:: Data for this exercise ::
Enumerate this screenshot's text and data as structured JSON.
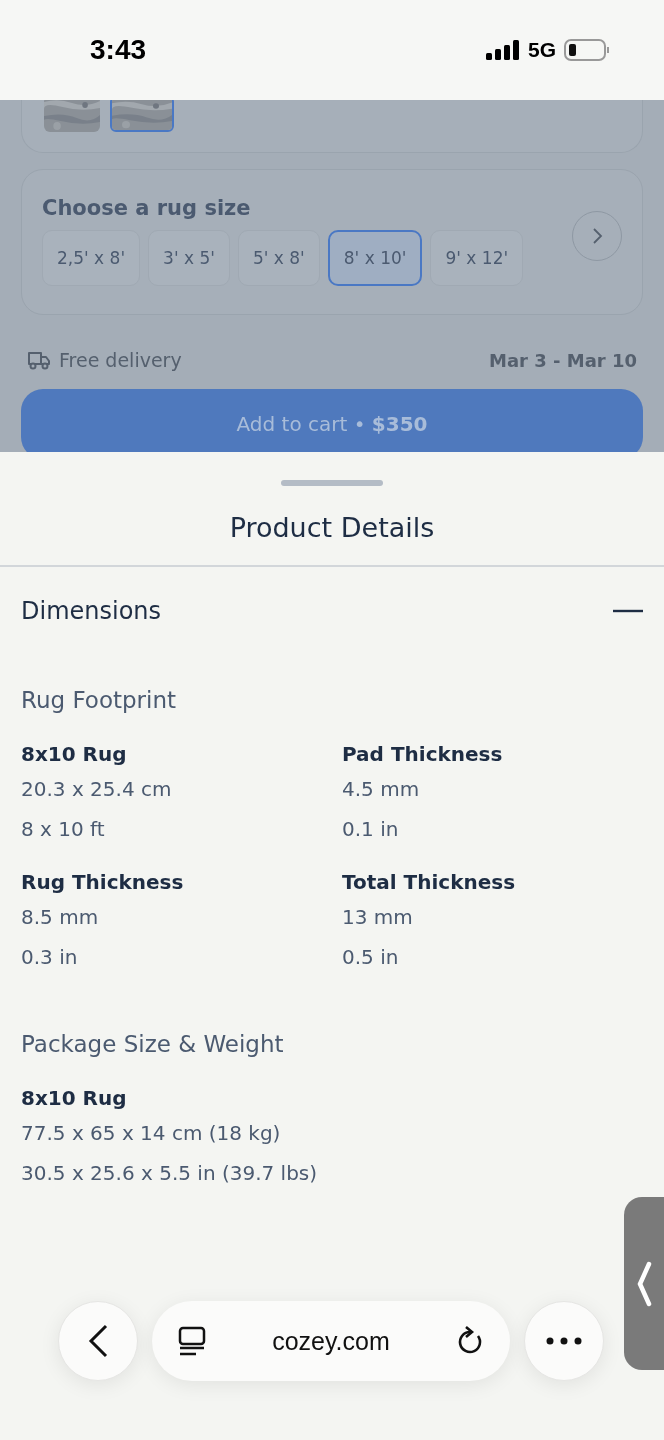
{
  "status_bar": {
    "time": "3:43",
    "network": "5G"
  },
  "swatches": [
    {
      "kind": "picture",
      "selected": false
    },
    {
      "kind": "picture",
      "selected": true
    }
  ],
  "size_picker": {
    "title": "Choose a rug size",
    "sizes": [
      {
        "label": "2,5' x 8'",
        "selected": false
      },
      {
        "label": "3' x 5'",
        "selected": false
      },
      {
        "label": "5' x 8'",
        "selected": false
      },
      {
        "label": "8' x 10'",
        "selected": true
      },
      {
        "label": "9' x 12'",
        "selected": false
      }
    ]
  },
  "delivery": {
    "label": "Free delivery",
    "dates": "Mar 3 - Mar 10"
  },
  "cart_button": {
    "label": "Add to cart • **$350**"
  },
  "sheet": {
    "title": "Product Details",
    "section": {
      "title": "Dimensions",
      "expanded": true,
      "groups": [
        {
          "title": "Rug Footprint",
          "items": [
            {
              "label": "8x10 Rug",
              "values": [
                "20.3 x 25.4 cm",
                "8 x 10 ft"
              ]
            },
            {
              "label": "Pad Thickness",
              "values": [
                "4.5 mm",
                "0.1 in"
              ]
            },
            {
              "label": "Rug Thickness",
              "values": [
                "8.5 mm",
                "0.3 in"
              ]
            },
            {
              "label": "Total Thickness",
              "values": [
                "13 mm",
                "0.5 in"
              ]
            }
          ]
        },
        {
          "title": "Package Size & Weight",
          "items": [
            {
              "label": "8x10 Rug",
              "values": [
                "77.5 x 65 x 14 cm (18 kg)",
                "30.5 x 25.6 x 5.5 in (39.7 lbs)"
              ]
            }
          ]
        }
      ]
    }
  },
  "browser": {
    "url": "cozey.com"
  }
}
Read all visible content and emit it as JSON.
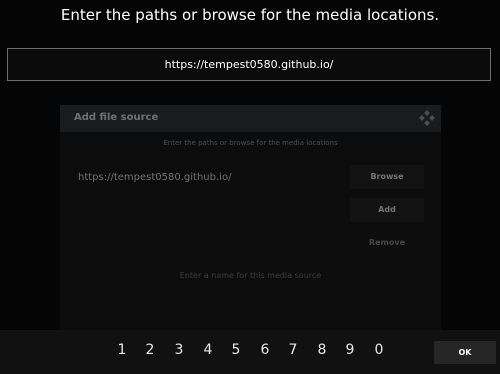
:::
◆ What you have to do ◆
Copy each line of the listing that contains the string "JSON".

◆ Expected answer ◆
Enumerate this screenshot's text and data as structured JSON.
Read all visible content and emit it as JSON.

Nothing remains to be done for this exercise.